An example of the barriers to health care is the prescription Jardiance, which helps lower blood sugar levels in diabetic patients. Although the prescribing doctor has good intentions, the cost for a 30 day supply for those without insurance starts at more than $500.
“The industry doesn’t care,” Jarvis said. “They are interested in making a sale at their price, not any price. You get rid of this through a single-payer model and get rid of the market price driven system.”
Independent presidential candidate Bernie Sanders has proposed a national single-payer model that Jarvis doesn’t believe has a chance of passing through Congress. Jarvis’ plan is to leave it up to the states to offer health care options through federal funding.
When asked how his plan would be paid for, Jarvis’ answer was simple: “It’s already paid for.”
America has a $3.5 trillion health care budget with virtually all of that money coming from current taxes, he said.
States already raise almost $1 trillion of this revenue, Jarvis said. In Medicare for all, he added, they would give up the state portion of the funding stream, which would cause a ripple effect in costs that would increase.
“This money is already in the tax stream,” he said. “People like to talk about how expensive socialized medicine is and how terrible single-payer is in terms of costs, and this is just flat not true. It is a lot less expensive.”
According to Jarvis, Americans are already taxed enough for the system to provide high quality, efficiently financed health care for every American resident.

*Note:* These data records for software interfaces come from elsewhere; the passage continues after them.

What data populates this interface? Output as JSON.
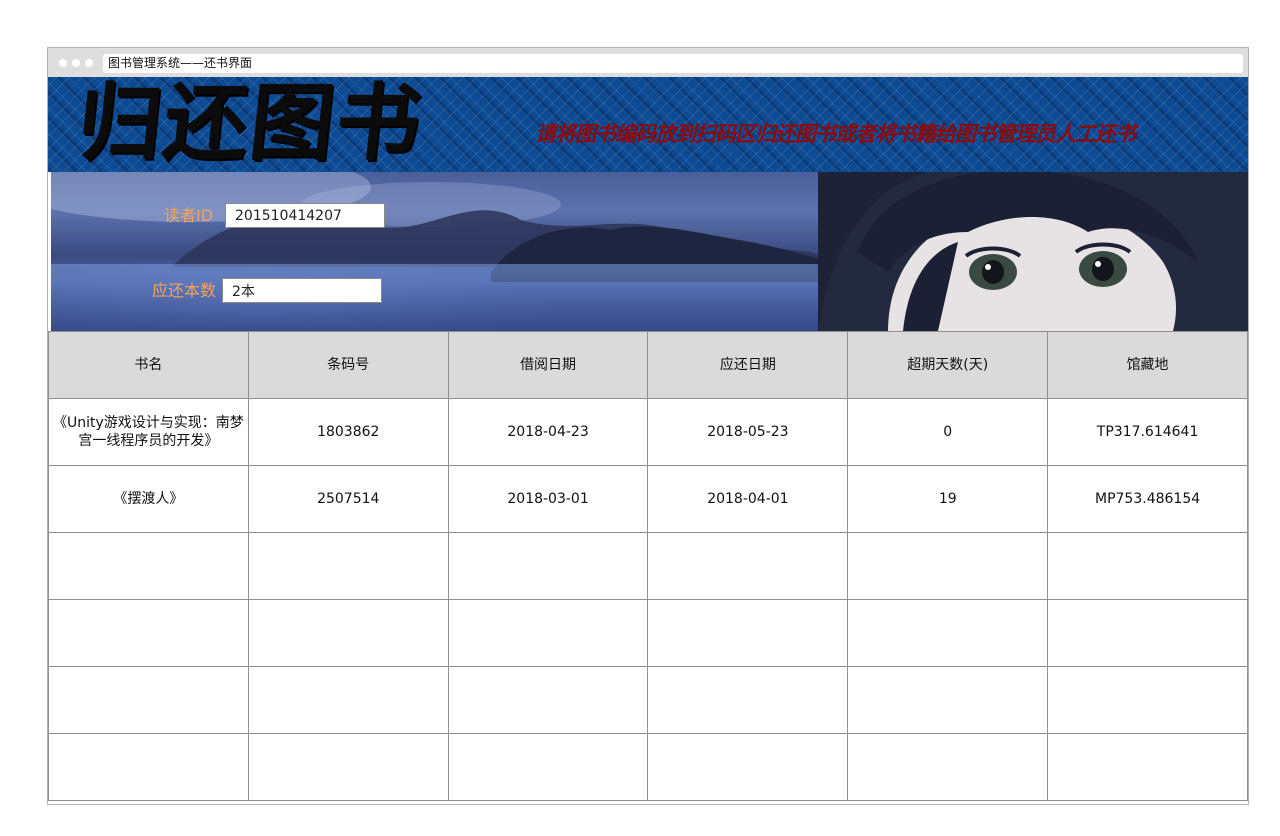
{
  "window": {
    "title": "图书管理系统——还书界面"
  },
  "banner": {
    "title": "归还图书",
    "subtitle": "请将图书编码放到扫码区归还图书或者将书籍给图书管理员人工还书"
  },
  "form": {
    "reader_id_label": "读者ID",
    "reader_id_value": "201510414207",
    "due_count_label": "应还本数",
    "due_count_value": "2本"
  },
  "table": {
    "headers": [
      "书名",
      "条码号",
      "借阅日期",
      "应还日期",
      "超期天数(天)",
      "馆藏地"
    ],
    "rows": [
      [
        "《Unity游戏设计与实现：南梦宫一线程序员的开发》",
        "1803862",
        "2018-04-23",
        "2018-05-23",
        "0",
        "TP317.614641"
      ],
      [
        "《摆渡人》",
        "2507514",
        "2018-03-01",
        "2018-04-01",
        "19",
        "MP753.486154"
      ],
      [
        "",
        "",
        "",
        "",
        "",
        ""
      ],
      [
        "",
        "",
        "",
        "",
        "",
        ""
      ],
      [
        "",
        "",
        "",
        "",
        "",
        ""
      ],
      [
        "",
        "",
        "",
        "",
        "",
        ""
      ]
    ]
  },
  "colors": {
    "banner_bg": "#0c4a93",
    "subtitle": "#8b0a0a",
    "form_label": "#f3a25c",
    "overdue": "#e25c4a",
    "header_bg": "#dadada"
  }
}
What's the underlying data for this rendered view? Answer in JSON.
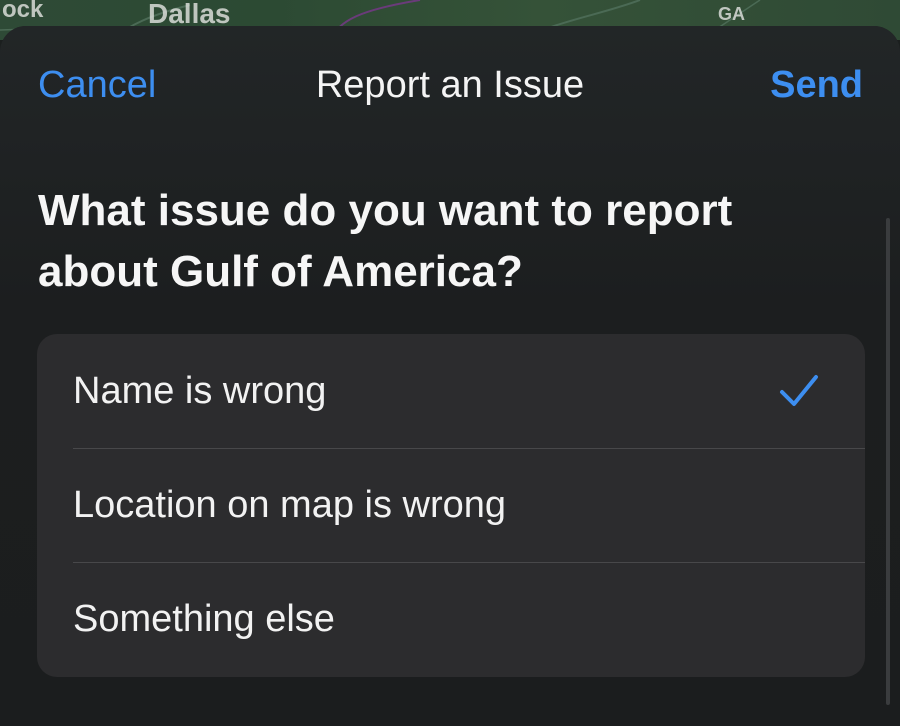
{
  "map": {
    "labels": [
      "ock",
      "Dallas",
      "GA"
    ]
  },
  "nav": {
    "cancel_label": "Cancel",
    "title": "Report an Issue",
    "send_label": "Send"
  },
  "question": "What issue do you want to report about Gulf of America?",
  "options": [
    {
      "label": "Name is wrong",
      "selected": true
    },
    {
      "label": "Location on map is wrong",
      "selected": false
    },
    {
      "label": "Something else",
      "selected": false
    }
  ],
  "colors": {
    "accent": "#3d8ef0",
    "sheet_background": "#1d1f20",
    "option_group_background": "#2c2c2e",
    "text": "#f2f2f2"
  },
  "icons": {
    "selected_indicator": "checkmark-icon"
  }
}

“We are already there,” he said. ” We don’t need to raise taxes. We simply just have to simply convert the taxes we have to the proper place.”
In order to achieve this goal, Jarvis believes Medicare for all should not be an option.
“We need to pass a much more simple law,” he said. “Which I call the State-Based Universal Health Care Act.”
This legislation has already been written and introduced in the last five sessions, but it’s never received consideration, Jarvis added.
Jarvis is not alone in advocating that states should run their own domain, including health care.
“We can get bipartisan support for this bill if it is heard,” Jarvis said. “There are states right now that are ready to act. In fact, states have already passed single-payer bills, but they cannot enact them because the federal government is standing in their way.”
This legislation creates a pathway for states to provide good quality health care, he added.
“If we do this state-based, we can afford it, yes,” Jarvis said. “The real question about costs isn’t how much will a single-payer plan will cost, it’s how much will the status quo cost. If we are not willing to change, how are we going to pay for the next 10 years.”
Jarvis said it’s anticipated the cost of health care in a decade will be approaching $50 trillion or more.
Jarvis will speak from 5-6 p.m. Wednesday at Southern Utah University’s Michael O. Leavitt Center for Politics and Public Service in Cedar City.
Copyright St. George News, SaintGeorgeUtah.com LLC, 2020, all rights reserved.